→ WHAT TO DO: Read the data and repeat it in full, exactly.
━━━━━ EXTRACTED ENTRIES
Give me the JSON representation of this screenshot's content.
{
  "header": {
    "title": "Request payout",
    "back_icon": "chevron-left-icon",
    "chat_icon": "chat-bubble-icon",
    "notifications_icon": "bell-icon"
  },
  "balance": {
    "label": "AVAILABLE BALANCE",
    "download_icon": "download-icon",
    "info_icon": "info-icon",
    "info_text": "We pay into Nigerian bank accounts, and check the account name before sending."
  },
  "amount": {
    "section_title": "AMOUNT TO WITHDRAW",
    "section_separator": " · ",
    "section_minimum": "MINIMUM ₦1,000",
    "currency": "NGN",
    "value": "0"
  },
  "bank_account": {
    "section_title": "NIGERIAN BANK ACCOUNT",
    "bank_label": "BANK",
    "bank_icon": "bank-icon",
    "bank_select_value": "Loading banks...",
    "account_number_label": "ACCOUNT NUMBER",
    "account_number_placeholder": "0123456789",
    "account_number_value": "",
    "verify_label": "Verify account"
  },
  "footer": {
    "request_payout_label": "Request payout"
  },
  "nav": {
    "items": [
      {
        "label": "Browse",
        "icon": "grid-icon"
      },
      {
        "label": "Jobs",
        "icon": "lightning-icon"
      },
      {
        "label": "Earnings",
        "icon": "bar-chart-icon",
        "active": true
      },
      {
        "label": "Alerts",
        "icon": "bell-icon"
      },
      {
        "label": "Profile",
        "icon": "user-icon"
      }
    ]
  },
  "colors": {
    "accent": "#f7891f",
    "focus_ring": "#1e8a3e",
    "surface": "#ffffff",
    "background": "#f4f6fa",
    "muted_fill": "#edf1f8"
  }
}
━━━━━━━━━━
→ RESPONSE FOR THIS EXERCISE:
Give me the JSON representation of this screenshot's content.
{
  "header": {
    "title": "Request payout",
    "back_icon": "chevron-left-icon",
    "chat_icon": "chat-bubble-icon",
    "notifications_icon": "bell-icon"
  },
  "balance": {
    "label": "AVAILABLE BALANCE",
    "download_icon": "download-icon",
    "info_icon": "info-icon",
    "info_text": "We pay into Nigerian bank accounts, and check the account name before sending."
  },
  "amount": {
    "section_title": "AMOUNT TO WITHDRAW",
    "section_separator": " · ",
    "section_minimum": "MINIMUM ₦1,000",
    "currency": "NGN",
    "value": "0"
  },
  "bank_account": {
    "section_title": "NIGERIAN BANK ACCOUNT",
    "bank_label": "BANK",
    "bank_icon": "bank-icon",
    "bank_select_value": "Loading banks...",
    "account_number_label": "ACCOUNT NUMBER",
    "account_number_placeholder": "0123456789",
    "account_number_value": "",
    "verify_label": "Verify account"
  },
  "footer": {
    "request_payout_label": "Request payout"
  },
  "nav": {
    "items": [
      {
        "label": "Browse",
        "icon": "grid-icon"
      },
      {
        "label": "Jobs",
        "icon": "lightning-icon"
      },
      {
        "label": "Earnings",
        "icon": "bar-chart-icon",
        "active": true
      },
      {
        "label": "Alerts",
        "icon": "bell-icon"
      },
      {
        "label": "Profile",
        "icon": "user-icon"
      }
    ]
  },
  "colors": {
    "accent": "#f7891f",
    "focus_ring": "#1e8a3e",
    "surface": "#ffffff",
    "background": "#f4f6fa",
    "muted_fill": "#edf1f8"
  }
}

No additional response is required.